VANCOUVER, B.C. – B.C.’s AirCare On-Road program is being resurrected after being scrapped in 2002 due to a lack of funding.
The program, previously run by the Insurance Corp. of B.C. (ICBC), will receive new life thanks to funding from TransLink, the Greater Vancouver Regional District (GVRD) and the Ministry of Water, Land and Air Protection. The cost of getting the program back up and running is estimated at $110,000, while annual operating costs will be about $260,000.
Already, one mobile testing unit has been put back into service. It is currently being used to test vehicles that carriers volunteer as guinea pigs. A second mobile testing unit will also be back on the road shortly, says Steve Parkinson, co-ordinator of the AirCare On-Road program.
“We’re already doing some outreach-type testing with fleets but we won’t be doing any enforcement until sometime around the beginning of April,” says Parkinson, adding the exact date has yet to be determined.
The program targets commercial vehicles that are visibly emitting black smoke. A roadside opacity test (taking about 15 minutes) is conducted, and vehicles that fail the test must then be brought up to snuff, or else they will not be eligible for renewal.
Opacity tests are conducted using a probe which measures the amount of light blocked by the smoke emitted through the smokestack. A 1991 model year or newer truck must meet an opacity standard of 40 per cent to pass, while older vehicles pass with a grade of up to 55 per cent. Those vehicles that fail the test will have to be repaired, and eventually fines will be levied to the drivers or owners.
“At the outset of the enforcement phase of the program, we’ll issue what are called Emissions Notice and Orders and those give the vehicle owner 30 days to have the vehicle repaired,” explains Parkinson. “If the vehicle is not repaired within 30 days, a refusal to issue sanction is placed against their licence and registration.”
After an educational period it is expected fines will be placed against non-compliant vehicles, but Parkinson insists “There will not be fines for failing pollution tests when the program first starts out.”
All trucks operating in the GVRD or the Fraser Valley Regional District (FVRD) must adhere to the program, regardless of their point of origin.
“If (carriers) are operating within our regions of the GVRD and FVRD, then it doesn’t matter where they’re from, they have to pull over and submit to the inspection,” Parkinson says.
Many of the inspections will take place at weigh scales. But random locations will also be selected. Emergency vehicles may also be used to pull over visibly smoking trucks.
Paul Landry, president of the B.C. Trucking Association, says the AirCare On-Road program is a fair way of enforcing emissions standards, although he’s quick to point out that today’s truck engines are cleaner than ever.
“This represents an opportunity to identify heavily-smoking vehicles and take action against them and that has to be good for the industry,” he says. “There’s no question that heavily-smoking vehicles offend the public and create demand for intrusive AirCare inspection programs.”

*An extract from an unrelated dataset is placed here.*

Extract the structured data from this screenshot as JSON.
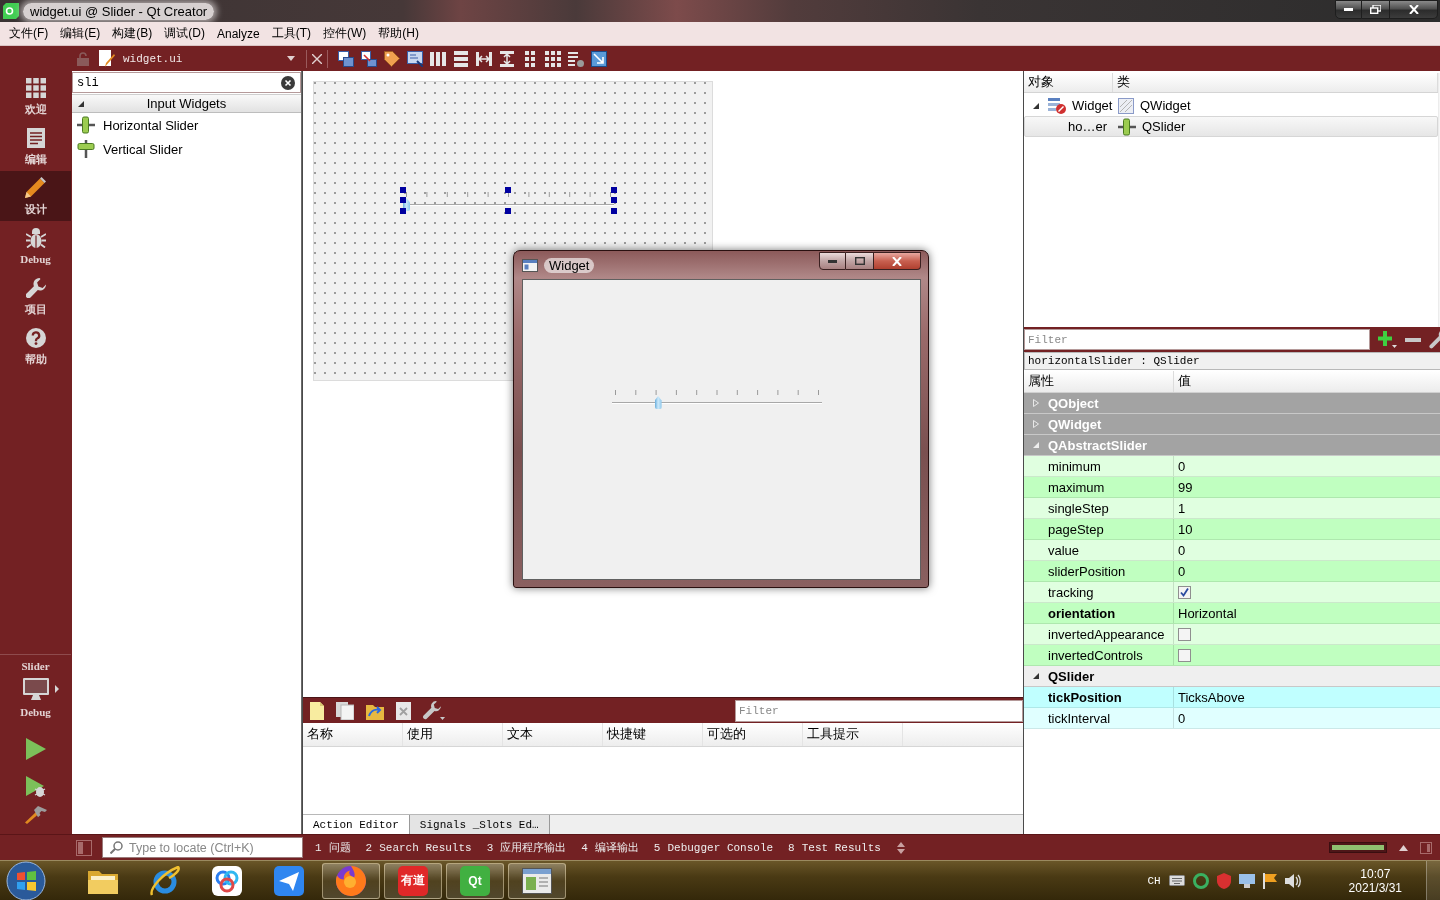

Landry adds: “This approach allows enforcement officials to deal with non-compliant vehicles regardless of their origin. If they’re coming in from the U.S., so be it, they could get stopped and face the consequences.”
The program is also consistent with similar programs in other jurisdictions along the West Coast – particularly in California, Landry points out. Be that as it may, the AirCare On-Road program wasn’t without critics on its first go-round. Some skeptics questioned the program’s effectiveness as drivers with non-compliant trucks could easily escape notice by letting off the throttle while driving past AirCare’s mobile units. The first AirCare On-Road program died a rather unceremonious death in 2002 after ICBC was downsized.
At that time, the Vancouver Sun obtained records which indicated only 17 trucks were inspected between November 2001 and May, 2002.
That compares to 512 trucks that were tested the previous year. The program was launched in 1999.
ICBC was providing $500,000 per year in funding at the time, but it withdrew its funding saying the program didn’t fit into the Crown corporation’s insurance and road safety mandate.
Still, estimates suggest one tonne of particulate matter (PM) was removed from the atmosphere for every $312 spent under the program.
The fact ICBC is no longer involved in the program in any way is the most significant change, says Parkinson. He insists roadside testing will be done in an efficient manner so truckers can get back on the road as quickly as possible.
“We try to inconvenience the vehicle operator and the fleet owner as little as possible,” he says.
“We pull over the vehicle and do a very quick visual check and if the vehicle is at or above the prescribed standards then we’ll subject it to a full inspection and that takes less than 15 minutes to do.”
Fleets that would like to have their vehicles tested at no cost before the enforcement phase begins can call AirCare at 604-435-7664.